Indeed at one point Varda and JR race through the Louvre in a joyous recreation of the scene in Godard’s Band Of Outsiders, this time with Varda in a wheelchair and JR pushing her at speed, sometimes leaping sideways over obstacles in his way, letting go then grabbing the wheelchair handles again, Varda listing the artists as they whizz by.
What holds this deliberately meandering trip together is the relationship between JR and Varda. Their warmth and consideration for each other means they can joke together constantly. It seems as if they have been cross-generational best friends for an eternity.
Sitting on adjacent benches he points out that her tiny stature means she is now stuck until he helps her down. When a village official tells him yes, that giant photo can go on the wall but the scaffolding needs a permit, JR says to him send all fines to Agnes Varda!
The giant images are mostly seen being taken, then already pasted up in situ.
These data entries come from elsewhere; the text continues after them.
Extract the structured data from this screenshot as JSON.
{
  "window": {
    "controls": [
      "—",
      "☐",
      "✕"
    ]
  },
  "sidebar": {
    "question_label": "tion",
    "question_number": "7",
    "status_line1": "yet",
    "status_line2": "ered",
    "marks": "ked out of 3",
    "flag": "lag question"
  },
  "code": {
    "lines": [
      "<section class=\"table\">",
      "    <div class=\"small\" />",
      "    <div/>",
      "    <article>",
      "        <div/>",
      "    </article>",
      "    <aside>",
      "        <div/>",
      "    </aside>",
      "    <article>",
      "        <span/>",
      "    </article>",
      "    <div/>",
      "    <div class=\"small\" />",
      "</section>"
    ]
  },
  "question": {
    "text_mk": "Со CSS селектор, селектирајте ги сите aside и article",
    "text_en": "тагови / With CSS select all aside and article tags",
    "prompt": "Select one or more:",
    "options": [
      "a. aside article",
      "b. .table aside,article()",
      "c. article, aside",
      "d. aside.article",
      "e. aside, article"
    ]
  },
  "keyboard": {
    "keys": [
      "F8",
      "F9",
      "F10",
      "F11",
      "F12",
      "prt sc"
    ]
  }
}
Occasionally we see the huge task this must be as they discuss getting equipment down to a windswept beach with a high tide, or when vast scaffolding is seen climbing up at the side of a cavernous barn. It must take ages pasting each picture, piece by piece, working up close but ensuring that from a distance everything looks perfect.
There are quieter times too when we pretend-eavesdrop on the two of them sitting with their backs to us, often by water, talking about who they have met and what it means. And while JR is 53 years younger than his co-director, there’s a sweet moment on a train speeding through the French countryside while both snooze against the window.
An occasional dark cloud looms, probably needed. JR and his film team laugh at Varda for rather too long as she explains why she has chosen a half-built cinderblock house as a backdrop, which they call the ugliest house in the area. And while her meditations on death and dying are bracingly honest as they look at lavender-covered graves in a tiny cemetery, the possible death of a friendship cuts deep.
Faces Places really is a sheer delight from beginning to end. A genuinely life-affirming film, charming and understanding, the stories it tells may be everyday but they are also funny and intriguing and, crucially, never patronising. The photographs tell part of the tale but the subjects are always happy to add more – there’s no need to draw their stories out of them.
JR says that his photos are designed to be ephemeral (some more so than others, depending on where they are located and the power of the elements). But the faces they portray – young or old, smooth or wrinkled, smiling or sad, sometimes smiling and sad, are anything but.
Watch the trailer for Faces, Places: